(Data records)

== == ==

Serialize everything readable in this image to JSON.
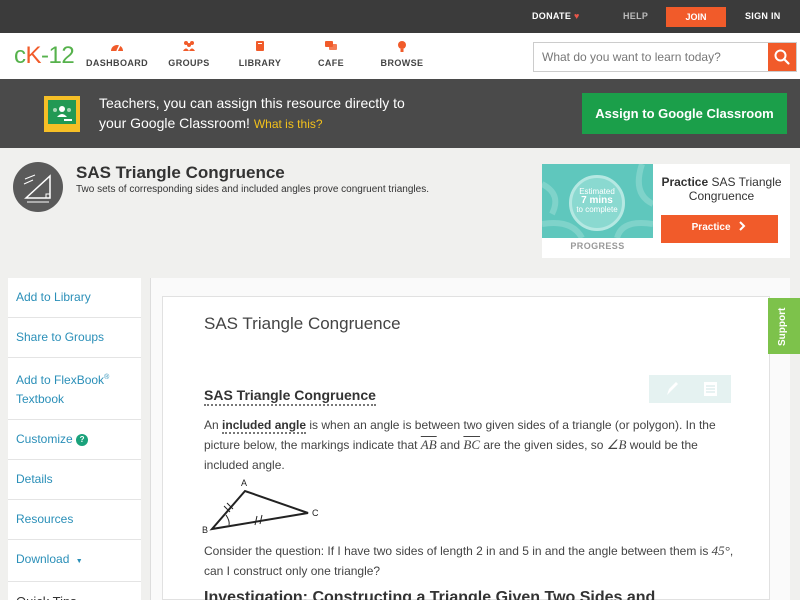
{
  "topbar": {
    "donate": "DONATE",
    "help": "HELP",
    "join": "JOIN",
    "signin": "SIGN IN"
  },
  "nav": {
    "logo_c": "c",
    "logo_k": "K",
    "logo_12": "-12",
    "items": [
      {
        "label": "DASHBOARD",
        "icon": "dashboard-icon"
      },
      {
        "label": "GROUPS",
        "icon": "groups-icon"
      },
      {
        "label": "LIBRARY",
        "icon": "library-icon"
      },
      {
        "label": "CAFE",
        "icon": "cafe-icon"
      },
      {
        "label": "BROWSE",
        "icon": "browse-icon"
      }
    ],
    "search_placeholder": "What do you want to learn today?"
  },
  "classroom": {
    "line1": "Teachers, you can assign this resource directly to",
    "line2": "your Google Classroom!",
    "what": "What is this?",
    "button": "Assign to Google Classroom"
  },
  "concept": {
    "title": "SAS Triangle Congruence",
    "subtitle": "Two sets of corresponding sides and included angles prove congruent triangles."
  },
  "practice": {
    "estimated": "Estimated",
    "mins": "7 mins",
    "to_complete": "to complete",
    "progress_label": "PROGRESS",
    "title_bold": "Practice",
    "title_rest": "SAS Triangle Congruence",
    "button": "Practice"
  },
  "sidebar": {
    "items": [
      "Add to Library",
      "Share to Groups",
      "Add to FlexBook",
      "Customize",
      "Details",
      "Resources",
      "Download",
      "Quick Tips"
    ],
    "flexbook_sup": "®",
    "flexbook_line2": "Textbook",
    "customize_help": "?",
    "download_caret": "▼"
  },
  "article": {
    "title": "SAS Triangle Congruence",
    "section_heading": "SAS Triangle Congruence",
    "p1_a": "An",
    "p1_term": "included angle",
    "p1_b": "is when an angle is between two given sides of a triangle (or polygon). In the picture below, the markings indicate that",
    "p1_ab": "AB",
    "p1_and": "and",
    "p1_bc": "BC",
    "p1_c": "are the given sides, so",
    "p1_angle": "∠B",
    "p1_d": "would be the included angle.",
    "diagram_labels": {
      "a": "A",
      "b": "B",
      "c": "C"
    },
    "p2_a": "Consider the question: If I have two sides of length 2 in and 5 in and the angle between them is",
    "p2_deg": "45°",
    "p2_b": ", can I construct only one triangle?",
    "next_heading": "Investigation: Constructing a Triangle Given Two Sides and"
  },
  "support": "Support",
  "colors": {
    "brand_orange": "#f15b2a",
    "brand_green": "#56b24c",
    "classroom_green": "#1b9f4a",
    "link_blue": "#2a8fb8"
  }
}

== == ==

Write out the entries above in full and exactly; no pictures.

EXERCISE SOLUTION:
Serialize everything readable in this image to JSON.
{
  "topbar": {
    "donate": "DONATE",
    "help": "HELP",
    "join": "JOIN",
    "signin": "SIGN IN"
  },
  "nav": {
    "logo_c": "c",
    "logo_k": "K",
    "logo_12": "-12",
    "items": [
      {
        "label": "DASHBOARD",
        "icon": "dashboard-icon"
      },
      {
        "label": "GROUPS",
        "icon": "groups-icon"
      },
      {
        "label": "LIBRARY",
        "icon": "library-icon"
      },
      {
        "label": "CAFE",
        "icon": "cafe-icon"
      },
      {
        "label": "BROWSE",
        "icon": "browse-icon"
      }
    ],
    "search_placeholder": "What do you want to learn today?"
  },
  "classroom": {
    "line1": "Teachers, you can assign this resource directly to",
    "line2": "your Google Classroom!",
    "what": "What is this?",
    "button": "Assign to Google Classroom"
  },
  "concept": {
    "title": "SAS Triangle Congruence",
    "subtitle": "Two sets of corresponding sides and included angles prove congruent triangles."
  },
  "practice": {
    "estimated": "Estimated",
    "mins": "7 mins",
    "to_complete": "to complete",
    "progress_label": "PROGRESS",
    "title_bold": "Practice",
    "title_rest": "SAS Triangle Congruence",
    "button": "Practice"
  },
  "sidebar": {
    "items": [
      "Add to Library",
      "Share to Groups",
      "Add to FlexBook",
      "Customize",
      "Details",
      "Resources",
      "Download",
      "Quick Tips"
    ],
    "flexbook_sup": "®",
    "flexbook_line2": "Textbook",
    "customize_help": "?",
    "download_caret": "▼"
  },
  "article": {
    "title": "SAS Triangle Congruence",
    "section_heading": "SAS Triangle Congruence",
    "p1_a": "An",
    "p1_term": "included angle",
    "p1_b": "is when an angle is between two given sides of a triangle (or polygon). In the picture below, the markings indicate that",
    "p1_ab": "AB",
    "p1_and": "and",
    "p1_bc": "BC",
    "p1_c": "are the given sides, so",
    "p1_angle": "∠B",
    "p1_d": "would be the included angle.",
    "diagram_labels": {
      "a": "A",
      "b": "B",
      "c": "C"
    },
    "p2_a": "Consider the question: If I have two sides of length 2 in and 5 in and the angle between them is",
    "p2_deg": "45°",
    "p2_b": ", can I construct only one triangle?",
    "next_heading": "Investigation: Constructing a Triangle Given Two Sides and"
  },
  "support": "Support",
  "colors": {
    "brand_orange": "#f15b2a",
    "brand_green": "#56b24c",
    "classroom_green": "#1b9f4a",
    "link_blue": "#2a8fb8"
  }
}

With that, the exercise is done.